BURLINGTON – Rep. Peter Welch, D-Vt., has proposed a $120 billion grant program to assist the restaurant industry.
On Monday, he held a press conference in Burlington with restaurant owners to discuss the legislation.
“Vermont’s restaurants are often the lifeblood of our communities, where we catch up and socialize with our loved ones and neighbors,” said Welch. “We need a strong food industry in Vermont, which supports local jobs and suppliers, farms, and our downtowns. The SBA loan programs do not fit all of the needs of the many restaurants hit hard by this pandemic, who have closed for months and are just now opening at greatly reduced capacity. This bill is a critical step to ensure our treasured local establishments are able to survive this pandemic to serve our friends and neighbors for many years.”
“The Vermont Restaurant Coalition is grateful to Representative Peter Welch for co-sponsoring the RESTAURANTS Act,” said Sue Bette, co-owner of Bluebird BBQ and co-founder of the Vermont Independent Restaurant Coalition. “This bill will not only save hundreds of restaurants in Vermont but will also serve to provide secure employment for our teams, preserve our local supply chain, and maintain vibrant downtowns.
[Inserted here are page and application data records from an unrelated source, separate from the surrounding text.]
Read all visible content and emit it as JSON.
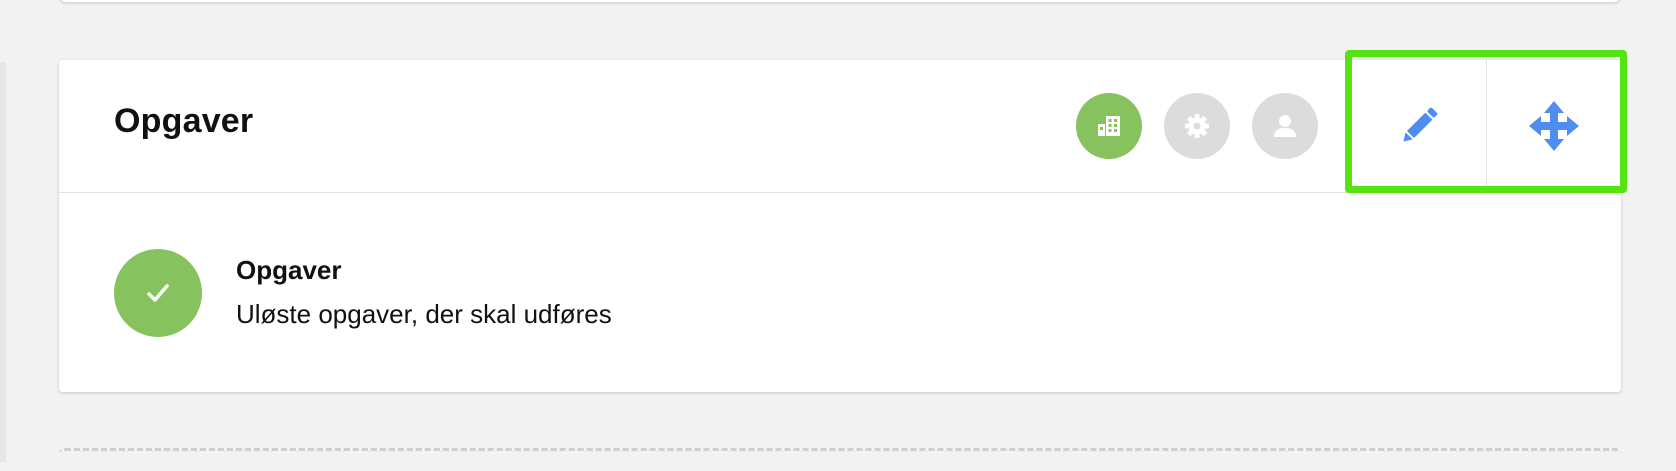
{
  "widget": {
    "title": "Opgaver",
    "header_buttons": [
      {
        "icon": "company-icon",
        "color": "#86c35f"
      },
      {
        "icon": "gear-icon",
        "color": "#dcdcdc"
      },
      {
        "icon": "user-icon",
        "color": "#dcdcdc"
      }
    ],
    "actions": [
      {
        "icon": "pencil-icon",
        "color": "#4f8ef0"
      },
      {
        "icon": "move-icon",
        "color": "#4f8ef0"
      }
    ],
    "highlight_color": "#55e312"
  },
  "task": {
    "title": "Opgaver",
    "description": "Uløste opgaver, der skal udføres",
    "status_icon": "check-icon",
    "status_color": "#86c35f"
  }
}
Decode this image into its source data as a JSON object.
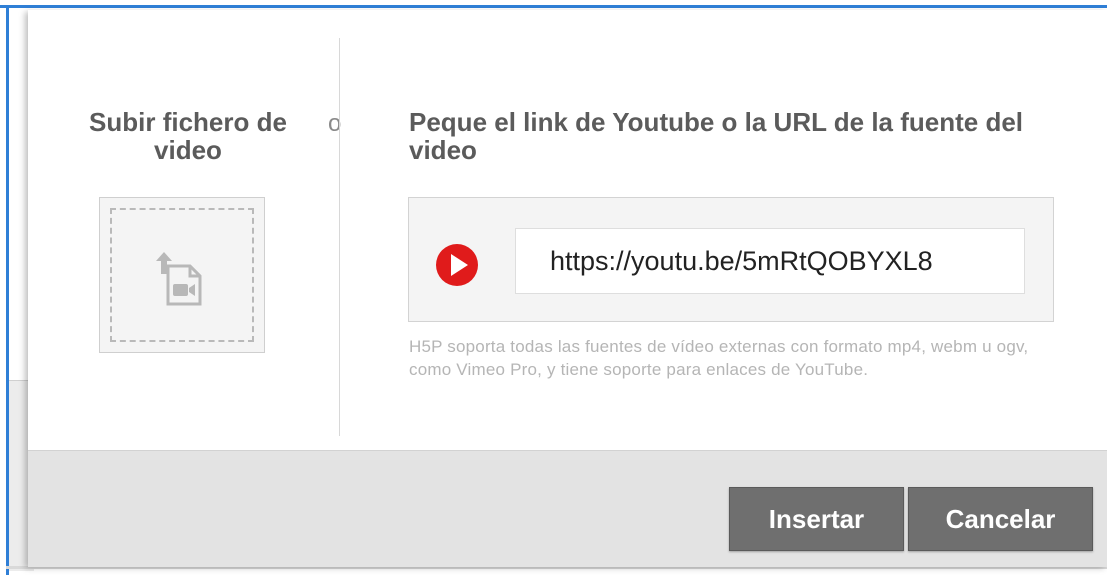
{
  "upload": {
    "title": "Subir fichero de video",
    "icon": "upload-video-file-icon"
  },
  "or_label": "o",
  "url_section": {
    "title": "Peque el link de Youtube o la URL de la fuente del video",
    "input_value": "https://youtu.be/5mRtQOBYXL8",
    "provider_icon": "youtube-play-icon",
    "help_text": "H5P soporta todas las fuentes de vídeo externas con formato mp4, webm u ogv, como Vimeo Pro, y tiene soporte para enlaces de YouTube."
  },
  "buttons": {
    "insert": "Insertar",
    "cancel": "Cancelar"
  },
  "colors": {
    "accent_frame": "#2f7fd6",
    "youtube_red": "#e01b1b",
    "button_bg": "#6f6f6f",
    "footer_bg": "#e3e3e3"
  }
}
We would also like to acknowledge the diligent work of the Independent Restaurant Coalition which helped bring this legislation to fruition.”
Welch partnered with Rep. Earl Blumenauer, D-Ore., and eight other colleagues to introduce the RESTAURANTS Act (H.R. 7197) last week. The $120 billion grant program would:
- Be available to food service or drinking establishments, including caterers, that are not publicly traded or part of a chain with 20 or more locations doing business under the same name.
- Provide assistance to cover the difference between revenues from 2019 and projected revenues through 2020.
- Include an initial 14 day period when funds will only be made available to restaurants with $1.5 million or less in profit to guarantee that small local restaurants receive funds.
- Provide coverage for payroll (not including employee compensation exceeding $100,000 per year), benefits, mortgage and rent payments, utilities, maintenance, supplies (including personal protective equipment and cleaning materials), food, debt obligations to suppliers, and any other expenses deemed essential by the Secretary of the Treasury.
Some restaurants were forced to temporarily close during March and April, while others were able to remain open for take out and delivery. Restaurants may now open at 50 percent capacity.
In addition to months of lost revenue, restaurants also face new costs for personal protective equipment and other supplies to meet new health requirements, Welch noted in his press statement.